** Data excerpts follows **

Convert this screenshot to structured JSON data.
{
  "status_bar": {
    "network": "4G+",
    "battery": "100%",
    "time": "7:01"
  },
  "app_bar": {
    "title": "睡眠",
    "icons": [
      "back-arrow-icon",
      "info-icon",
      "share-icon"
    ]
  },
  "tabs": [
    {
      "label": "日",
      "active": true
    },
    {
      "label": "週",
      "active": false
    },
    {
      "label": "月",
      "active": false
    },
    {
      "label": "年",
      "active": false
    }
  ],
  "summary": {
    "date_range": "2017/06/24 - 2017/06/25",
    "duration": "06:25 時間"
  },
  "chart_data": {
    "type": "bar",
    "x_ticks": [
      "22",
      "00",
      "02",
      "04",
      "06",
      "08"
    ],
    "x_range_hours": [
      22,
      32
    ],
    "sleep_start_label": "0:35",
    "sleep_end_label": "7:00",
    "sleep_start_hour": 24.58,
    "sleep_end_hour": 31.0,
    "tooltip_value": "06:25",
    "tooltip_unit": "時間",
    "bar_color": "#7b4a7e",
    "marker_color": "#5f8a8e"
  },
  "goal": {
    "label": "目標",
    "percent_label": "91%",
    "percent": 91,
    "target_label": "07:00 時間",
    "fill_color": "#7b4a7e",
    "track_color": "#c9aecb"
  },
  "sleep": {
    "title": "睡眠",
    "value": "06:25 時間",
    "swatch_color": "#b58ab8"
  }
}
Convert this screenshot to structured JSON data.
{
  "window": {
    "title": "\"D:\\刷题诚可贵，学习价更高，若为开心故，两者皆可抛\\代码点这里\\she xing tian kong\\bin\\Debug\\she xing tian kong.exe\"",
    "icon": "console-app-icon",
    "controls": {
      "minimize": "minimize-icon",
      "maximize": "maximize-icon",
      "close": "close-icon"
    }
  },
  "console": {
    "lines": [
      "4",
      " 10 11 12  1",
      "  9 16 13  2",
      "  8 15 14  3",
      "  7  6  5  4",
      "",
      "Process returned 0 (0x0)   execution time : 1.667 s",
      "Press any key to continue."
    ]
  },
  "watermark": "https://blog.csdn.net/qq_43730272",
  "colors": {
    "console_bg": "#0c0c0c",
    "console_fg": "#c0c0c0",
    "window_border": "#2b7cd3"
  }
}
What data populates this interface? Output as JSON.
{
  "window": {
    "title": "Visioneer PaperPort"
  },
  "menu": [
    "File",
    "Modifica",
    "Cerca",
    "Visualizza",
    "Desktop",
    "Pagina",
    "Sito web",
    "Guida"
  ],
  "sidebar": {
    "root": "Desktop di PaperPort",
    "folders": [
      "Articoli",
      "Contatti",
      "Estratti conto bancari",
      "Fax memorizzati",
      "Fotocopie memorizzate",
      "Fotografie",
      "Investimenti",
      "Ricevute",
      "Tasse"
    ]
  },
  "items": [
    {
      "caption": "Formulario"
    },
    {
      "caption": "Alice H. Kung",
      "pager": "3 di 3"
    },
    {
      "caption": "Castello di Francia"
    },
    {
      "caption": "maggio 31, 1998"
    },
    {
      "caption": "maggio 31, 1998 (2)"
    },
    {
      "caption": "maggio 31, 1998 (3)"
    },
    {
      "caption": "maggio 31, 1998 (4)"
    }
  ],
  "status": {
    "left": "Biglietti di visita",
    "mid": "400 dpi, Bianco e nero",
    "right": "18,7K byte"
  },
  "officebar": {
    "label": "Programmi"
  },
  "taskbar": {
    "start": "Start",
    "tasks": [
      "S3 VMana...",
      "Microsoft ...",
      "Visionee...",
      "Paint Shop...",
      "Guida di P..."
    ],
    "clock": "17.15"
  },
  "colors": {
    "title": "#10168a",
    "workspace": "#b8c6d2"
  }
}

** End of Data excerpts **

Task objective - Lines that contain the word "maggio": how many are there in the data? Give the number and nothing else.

Response to this task - 4